$

6.38

 

$

22.43

 

$

3.46

 

$

6.75

 

Third-party transportation charges

 

 

0.97

 

 

 

 

1.57

 

 

0.97

 

Net natural gas plant/gathering

 

 

0.16

 

 

 

 

 

 

0.16

 

Taxes:

 

 

 

 

 

 

 

 

 

 

 

 

 

Ad valorem

 

 

1.33

 

 

 

 

 

 

1.23

 

Production

 

 

2.12

 

 

 

 

 

 

1.96

 

Workover

 

 

0.83

 

 

 

 

0.11

 

 

0.77

 

Total

 

$

11.79

 

$

22.43

 

$

5.14

 

$

11.84

 

Depletion expense

 

$

10.27

 

$

12.07

 

$

5.01

 

$

10.10

 

 

 

31

 

 


PRODUCTION, PRICE AND COST DATA – (Continued)

 

 

 

 

Year Ended December 31, 2006

 

 

 

United
States

 

South
Africa

 

Tunisia

 

Total

 

 

 

 

 

 

 

 

 

 

 

 

 

 

 

Production information:

 

 

 

 

 

 

 

 

 

 

 

 

 

Annual sales volumes:

 

 

 

 

 

 

 

 

 

 

 

 

 

Oil (MBbls)

 

 

6,467

 

 

1,506

 

 

871

 

 

8,844

 

NGLs (MBbls)

 

 

6,748

 

 

 

 

 

 

6,748

 

Gas (MMcf)

 

 

103,928

 

 

 

 

436

 

 

104,364

 

Total (MBOE)

 

 

30,536

 

 

1,506

 

 

944

 

 

32,986

 

Average daily sales volumes:

 

 

 

 

 

 

 

 

 

 

 

 

 

Oil (Bbls)

 

 

17,716

 

 

4,127

 

 

2,386

 

 

24,229

 

NGLs (Bbls)

 

 

18,488

 

 

 

 

 

 

18,488

 

Gas (Mcf)

 

 

284,732

 

 

 

 

1,195

 

 

285,927

 

Total (BOE)

 

 

83,659

 

 

4,127

 

 

2,585

 

 

90,371

 

Average prices, including hedge results and

 

 

 

 

 

 

 

 

 

 

 

 

 

amortization of deferred VPP revenue:

 

 

 

 

 

 

 

 

 

 

 

 

 

Oil (per Bbl)

 

$

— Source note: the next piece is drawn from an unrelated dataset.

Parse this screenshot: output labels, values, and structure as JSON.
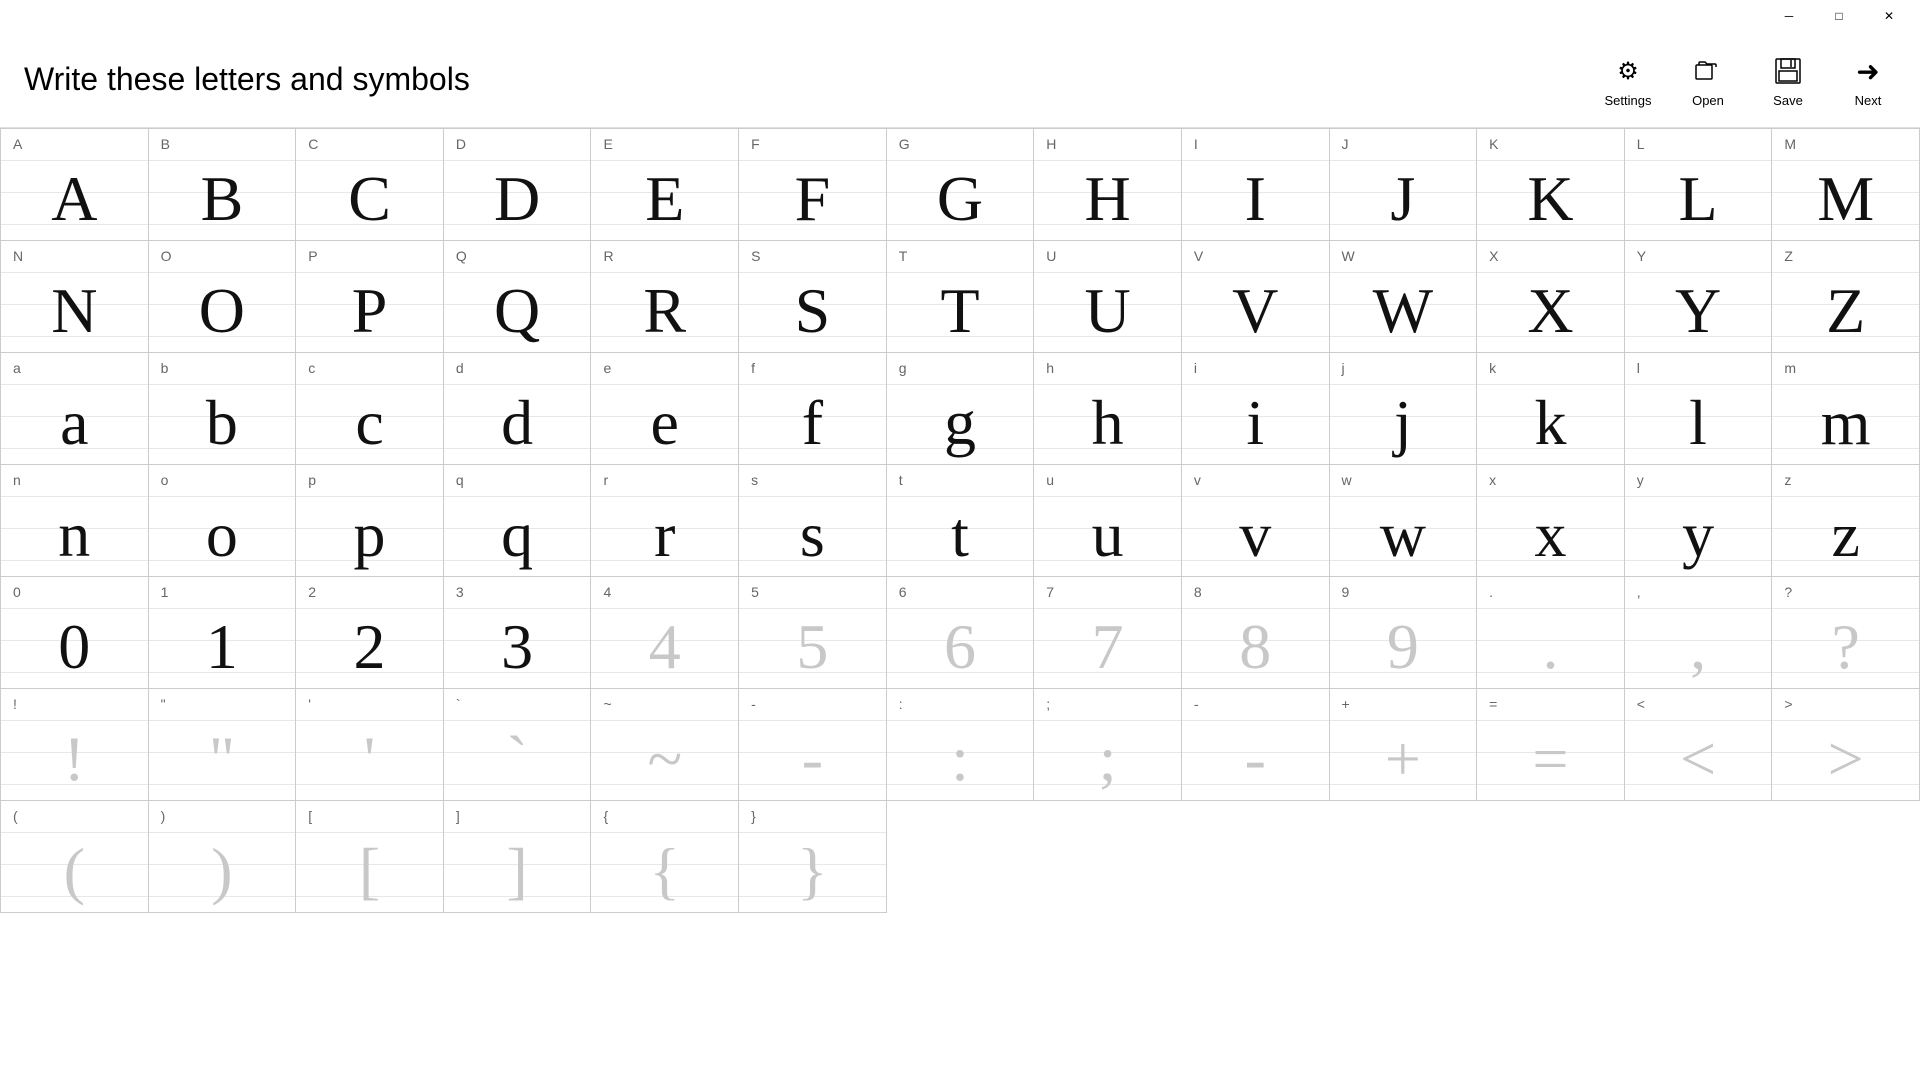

65.73

 

$

65.92

 

$

63.16

 

$

65.51

 

NGL (per Bbl)

 

$

35.24

 

$

 

$

 

$

35.24

 

Gas (per Mcf)

 

$

6.15

 

$

 

$

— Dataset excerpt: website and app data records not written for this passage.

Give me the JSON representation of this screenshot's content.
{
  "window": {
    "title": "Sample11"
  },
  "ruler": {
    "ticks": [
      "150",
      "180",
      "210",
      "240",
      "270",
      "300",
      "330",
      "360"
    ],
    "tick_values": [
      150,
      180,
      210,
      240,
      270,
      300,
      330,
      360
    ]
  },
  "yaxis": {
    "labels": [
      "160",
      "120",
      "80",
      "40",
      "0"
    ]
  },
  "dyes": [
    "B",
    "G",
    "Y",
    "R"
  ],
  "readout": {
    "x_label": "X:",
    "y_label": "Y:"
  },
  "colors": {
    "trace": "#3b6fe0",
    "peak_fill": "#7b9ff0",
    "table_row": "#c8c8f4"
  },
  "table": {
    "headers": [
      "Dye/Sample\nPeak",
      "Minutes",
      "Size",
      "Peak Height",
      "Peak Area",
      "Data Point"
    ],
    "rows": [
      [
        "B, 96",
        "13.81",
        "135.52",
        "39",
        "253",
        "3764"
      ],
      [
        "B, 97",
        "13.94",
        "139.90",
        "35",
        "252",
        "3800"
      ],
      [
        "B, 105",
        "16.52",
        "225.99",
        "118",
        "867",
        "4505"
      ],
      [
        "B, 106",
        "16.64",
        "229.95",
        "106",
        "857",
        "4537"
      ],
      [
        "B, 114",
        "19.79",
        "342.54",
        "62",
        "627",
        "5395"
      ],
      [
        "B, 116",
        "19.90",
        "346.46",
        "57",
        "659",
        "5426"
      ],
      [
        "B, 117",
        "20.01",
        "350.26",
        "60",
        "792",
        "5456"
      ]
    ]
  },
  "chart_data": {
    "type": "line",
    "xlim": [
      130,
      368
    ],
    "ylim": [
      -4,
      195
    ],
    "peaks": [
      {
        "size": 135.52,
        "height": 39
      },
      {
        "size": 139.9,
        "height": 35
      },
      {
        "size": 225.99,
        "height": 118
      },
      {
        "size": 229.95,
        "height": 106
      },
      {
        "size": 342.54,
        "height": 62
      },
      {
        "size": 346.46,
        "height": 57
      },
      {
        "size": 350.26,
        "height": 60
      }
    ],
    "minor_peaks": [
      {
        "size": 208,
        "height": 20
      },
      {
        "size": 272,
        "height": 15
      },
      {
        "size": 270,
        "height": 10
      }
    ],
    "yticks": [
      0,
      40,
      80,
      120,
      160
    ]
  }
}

5.97

 

$

6.15

 

Revenue (per BOE)

 

$

42.64

 

$

65.92

 

$

61.05

 

$

44.23

 

Average prices, excluding hedge results and

 

 

 

 

 

 

 

 

 

 

 

 

 

amortization of deferred VPP revenue:

 

 

 

 

 

 

 

 

 

 

 

 

 

Oil (per Bbl)

 

$

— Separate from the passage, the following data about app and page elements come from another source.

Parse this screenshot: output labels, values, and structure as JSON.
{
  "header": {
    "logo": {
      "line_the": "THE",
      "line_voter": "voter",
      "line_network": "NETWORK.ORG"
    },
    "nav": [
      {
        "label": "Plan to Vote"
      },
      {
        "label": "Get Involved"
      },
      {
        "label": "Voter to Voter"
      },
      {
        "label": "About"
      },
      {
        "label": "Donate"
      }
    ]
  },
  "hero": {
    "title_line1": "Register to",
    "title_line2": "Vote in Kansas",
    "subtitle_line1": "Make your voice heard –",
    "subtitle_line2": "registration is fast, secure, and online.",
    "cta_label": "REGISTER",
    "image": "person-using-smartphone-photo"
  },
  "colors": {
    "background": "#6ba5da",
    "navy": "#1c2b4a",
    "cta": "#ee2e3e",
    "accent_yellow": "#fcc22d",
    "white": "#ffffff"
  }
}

62.92

 

$

65.74

 

$

63.16

 

$

63.42

 

NGL (per Bbl)

 

$

35.24

 

$